[To do]
If a line of the material holds the string "content", please copy it.

(Records for this exercise begins)

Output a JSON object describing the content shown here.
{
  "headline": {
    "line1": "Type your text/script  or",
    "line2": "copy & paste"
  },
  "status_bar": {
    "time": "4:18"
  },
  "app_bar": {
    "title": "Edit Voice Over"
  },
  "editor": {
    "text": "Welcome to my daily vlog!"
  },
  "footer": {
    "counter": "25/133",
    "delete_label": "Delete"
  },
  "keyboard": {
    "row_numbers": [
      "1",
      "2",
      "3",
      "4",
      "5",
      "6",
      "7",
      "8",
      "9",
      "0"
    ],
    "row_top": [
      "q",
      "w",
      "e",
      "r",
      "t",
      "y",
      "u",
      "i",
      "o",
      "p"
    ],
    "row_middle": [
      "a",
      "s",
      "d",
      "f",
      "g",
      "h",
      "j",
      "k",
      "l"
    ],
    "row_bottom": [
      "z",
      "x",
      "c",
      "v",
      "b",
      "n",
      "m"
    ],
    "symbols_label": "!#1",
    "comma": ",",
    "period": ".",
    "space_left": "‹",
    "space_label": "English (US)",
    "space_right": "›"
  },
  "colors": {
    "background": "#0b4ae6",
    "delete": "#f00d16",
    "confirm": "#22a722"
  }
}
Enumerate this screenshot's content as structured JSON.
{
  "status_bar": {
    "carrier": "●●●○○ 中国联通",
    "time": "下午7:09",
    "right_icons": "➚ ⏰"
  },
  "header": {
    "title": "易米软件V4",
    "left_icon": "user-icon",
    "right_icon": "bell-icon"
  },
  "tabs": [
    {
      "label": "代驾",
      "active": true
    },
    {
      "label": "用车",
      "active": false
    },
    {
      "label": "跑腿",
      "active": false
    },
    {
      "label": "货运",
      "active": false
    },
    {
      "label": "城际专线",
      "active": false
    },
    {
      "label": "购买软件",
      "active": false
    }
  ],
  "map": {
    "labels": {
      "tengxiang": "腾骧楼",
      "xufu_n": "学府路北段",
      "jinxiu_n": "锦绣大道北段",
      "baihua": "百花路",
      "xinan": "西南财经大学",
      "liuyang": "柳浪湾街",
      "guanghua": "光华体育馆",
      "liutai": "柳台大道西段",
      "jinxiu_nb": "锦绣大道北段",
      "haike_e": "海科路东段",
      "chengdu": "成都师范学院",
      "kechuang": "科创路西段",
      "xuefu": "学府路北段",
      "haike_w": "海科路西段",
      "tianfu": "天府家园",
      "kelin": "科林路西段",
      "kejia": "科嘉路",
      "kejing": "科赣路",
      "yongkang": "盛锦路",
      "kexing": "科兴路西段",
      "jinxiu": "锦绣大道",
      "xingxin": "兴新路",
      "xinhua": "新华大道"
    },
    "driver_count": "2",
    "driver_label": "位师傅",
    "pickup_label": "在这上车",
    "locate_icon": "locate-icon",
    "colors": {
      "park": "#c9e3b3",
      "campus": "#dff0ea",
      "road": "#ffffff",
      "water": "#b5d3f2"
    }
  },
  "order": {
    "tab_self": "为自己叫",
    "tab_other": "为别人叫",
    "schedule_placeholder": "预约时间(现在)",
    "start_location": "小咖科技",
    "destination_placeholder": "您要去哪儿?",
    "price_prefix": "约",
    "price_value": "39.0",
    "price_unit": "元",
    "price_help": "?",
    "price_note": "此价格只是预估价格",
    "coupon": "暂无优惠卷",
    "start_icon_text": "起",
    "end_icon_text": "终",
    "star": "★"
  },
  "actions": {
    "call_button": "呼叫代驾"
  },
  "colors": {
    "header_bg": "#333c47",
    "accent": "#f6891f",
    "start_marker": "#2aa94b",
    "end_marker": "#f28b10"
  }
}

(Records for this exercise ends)

[Answer to the exercise]
Output a JSON object describing the content shown here.
Enumerate this screenshot's content as structured JSON.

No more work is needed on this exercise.